● EXCERPTED DATA
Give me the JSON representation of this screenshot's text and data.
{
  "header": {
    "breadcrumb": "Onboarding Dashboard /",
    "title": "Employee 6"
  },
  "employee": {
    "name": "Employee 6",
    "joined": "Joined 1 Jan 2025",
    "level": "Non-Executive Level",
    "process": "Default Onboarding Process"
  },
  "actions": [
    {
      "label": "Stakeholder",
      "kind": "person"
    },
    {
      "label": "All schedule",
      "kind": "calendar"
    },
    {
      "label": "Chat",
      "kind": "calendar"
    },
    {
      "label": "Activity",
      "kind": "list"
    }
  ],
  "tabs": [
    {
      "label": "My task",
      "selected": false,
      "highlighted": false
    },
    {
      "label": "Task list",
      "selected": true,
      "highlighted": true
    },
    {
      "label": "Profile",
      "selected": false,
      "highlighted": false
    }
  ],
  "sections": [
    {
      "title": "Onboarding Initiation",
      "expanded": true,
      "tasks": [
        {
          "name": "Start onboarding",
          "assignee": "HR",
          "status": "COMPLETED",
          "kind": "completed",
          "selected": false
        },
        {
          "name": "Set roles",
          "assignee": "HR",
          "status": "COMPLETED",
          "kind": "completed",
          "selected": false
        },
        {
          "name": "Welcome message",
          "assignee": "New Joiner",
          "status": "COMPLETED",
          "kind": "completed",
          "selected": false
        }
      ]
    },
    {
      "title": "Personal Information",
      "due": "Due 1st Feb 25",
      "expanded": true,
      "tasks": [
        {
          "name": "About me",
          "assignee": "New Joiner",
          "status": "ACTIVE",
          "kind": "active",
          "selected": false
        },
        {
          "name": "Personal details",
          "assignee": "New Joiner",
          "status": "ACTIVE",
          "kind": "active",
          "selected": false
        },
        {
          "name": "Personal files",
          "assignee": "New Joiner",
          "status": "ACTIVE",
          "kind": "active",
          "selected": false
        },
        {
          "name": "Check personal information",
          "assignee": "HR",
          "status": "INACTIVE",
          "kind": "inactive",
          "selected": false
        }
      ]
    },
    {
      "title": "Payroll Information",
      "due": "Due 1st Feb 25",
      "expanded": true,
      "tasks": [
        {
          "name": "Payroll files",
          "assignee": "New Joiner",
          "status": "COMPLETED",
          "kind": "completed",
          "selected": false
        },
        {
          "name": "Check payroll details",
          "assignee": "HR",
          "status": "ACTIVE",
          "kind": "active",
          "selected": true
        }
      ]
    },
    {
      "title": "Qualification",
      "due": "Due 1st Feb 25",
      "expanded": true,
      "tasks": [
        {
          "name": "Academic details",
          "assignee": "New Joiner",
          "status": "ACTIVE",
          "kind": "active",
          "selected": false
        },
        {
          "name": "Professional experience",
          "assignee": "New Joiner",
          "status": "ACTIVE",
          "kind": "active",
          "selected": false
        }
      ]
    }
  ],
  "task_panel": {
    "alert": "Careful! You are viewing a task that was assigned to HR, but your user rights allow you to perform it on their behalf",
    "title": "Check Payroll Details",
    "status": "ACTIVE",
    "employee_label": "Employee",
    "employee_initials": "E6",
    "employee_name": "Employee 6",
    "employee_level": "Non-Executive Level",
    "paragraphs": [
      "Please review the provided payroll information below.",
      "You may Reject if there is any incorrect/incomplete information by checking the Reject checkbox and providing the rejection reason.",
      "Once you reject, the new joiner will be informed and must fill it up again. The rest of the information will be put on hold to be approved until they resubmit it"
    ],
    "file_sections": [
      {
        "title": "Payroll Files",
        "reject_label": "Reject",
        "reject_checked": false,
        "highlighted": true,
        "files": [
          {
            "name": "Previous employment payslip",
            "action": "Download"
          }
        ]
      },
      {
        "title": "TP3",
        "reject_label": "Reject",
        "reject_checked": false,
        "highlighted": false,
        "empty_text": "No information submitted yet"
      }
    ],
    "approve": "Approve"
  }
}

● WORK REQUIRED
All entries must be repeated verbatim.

● OUTPUT OF THE EXERCISE
Give me the JSON representation of this screenshot's text and data.
{
  "header": {
    "breadcrumb": "Onboarding Dashboard /",
    "title": "Employee 6"
  },
  "employee": {
    "name": "Employee 6",
    "joined": "Joined 1 Jan 2025",
    "level": "Non-Executive Level",
    "process": "Default Onboarding Process"
  },
  "actions": [
    {
      "label": "Stakeholder",
      "kind": "person"
    },
    {
      "label": "All schedule",
      "kind": "calendar"
    },
    {
      "label": "Chat",
      "kind": "calendar"
    },
    {
      "label": "Activity",
      "kind": "list"
    }
  ],
  "tabs": [
    {
      "label": "My task",
      "selected": false,
      "highlighted": false
    },
    {
      "label": "Task list",
      "selected": true,
      "highlighted": true
    },
    {
      "label": "Profile",
      "selected": false,
      "highlighted": false
    }
  ],
  "sections": [
    {
      "title": "Onboarding Initiation",
      "expanded": true,
      "tasks": [
        {
          "name": "Start onboarding",
          "assignee": "HR",
          "status": "COMPLETED",
          "kind": "completed",
          "selected": false
        },
        {
          "name": "Set roles",
          "assignee": "HR",
          "status": "COMPLETED",
          "kind": "completed",
          "selected": false
        },
        {
          "name": "Welcome message",
          "assignee": "New Joiner",
          "status": "COMPLETED",
          "kind": "completed",
          "selected": false
        }
      ]
    },
    {
      "title": "Personal Information",
      "due": "Due 1st Feb 25",
      "expanded": true,
      "tasks": [
        {
          "name": "About me",
          "assignee": "New Joiner",
          "status": "ACTIVE",
          "kind": "active",
          "selected": false
        },
        {
          "name": "Personal details",
          "assignee": "New Joiner",
          "status": "ACTIVE",
          "kind": "active",
          "selected": false
        },
        {
          "name": "Personal files",
          "assignee": "New Joiner",
          "status": "ACTIVE",
          "kind": "active",
          "selected": false
        },
        {
          "name": "Check personal information",
          "assignee": "HR",
          "status": "INACTIVE",
          "kind": "inactive",
          "selected": false
        }
      ]
    },
    {
      "title": "Payroll Information",
      "due": "Due 1st Feb 25",
      "expanded": true,
      "tasks": [
        {
          "name": "Payroll files",
          "assignee": "New Joiner",
          "status": "COMPLETED",
          "kind": "completed",
          "selected": false
        },
        {
          "name": "Check payroll details",
          "assignee": "HR",
          "status": "ACTIVE",
          "kind": "active",
          "selected": true
        }
      ]
    },
    {
      "title": "Qualification",
      "due": "Due 1st Feb 25",
      "expanded": true,
      "tasks": [
        {
          "name": "Academic details",
          "assignee": "New Joiner",
          "status": "ACTIVE",
          "kind": "active",
          "selected": false
        },
        {
          "name": "Professional experience",
          "assignee": "New Joiner",
          "status": "ACTIVE",
          "kind": "active",
          "selected": false
        }
      ]
    }
  ],
  "task_panel": {
    "alert": "Careful! You are viewing a task that was assigned to HR, but your user rights allow you to perform it on their behalf",
    "title": "Check Payroll Details",
    "status": "ACTIVE",
    "employee_label": "Employee",
    "employee_initials": "E6",
    "employee_name": "Employee 6",
    "employee_level": "Non-Executive Level",
    "paragraphs": [
      "Please review the provided payroll information below.",
      "You may Reject if there is any incorrect/incomplete information by checking the Reject checkbox and providing the rejection reason.",
      "Once you reject, the new joiner will be informed and must fill it up again. The rest of the information will be put on hold to be approved until they resubmit it"
    ],
    "file_sections": [
      {
        "title": "Payroll Files",
        "reject_label": "Reject",
        "reject_checked": false,
        "highlighted": true,
        "files": [
          {
            "name": "Previous employment payslip",
            "action": "Download"
          }
        ]
      },
      {
        "title": "TP3",
        "reject_label": "Reject",
        "reject_checked": false,
        "highlighted": false,
        "empty_text": "No information submitted yet"
      }
    ],
    "approve": "Approve"
  }
}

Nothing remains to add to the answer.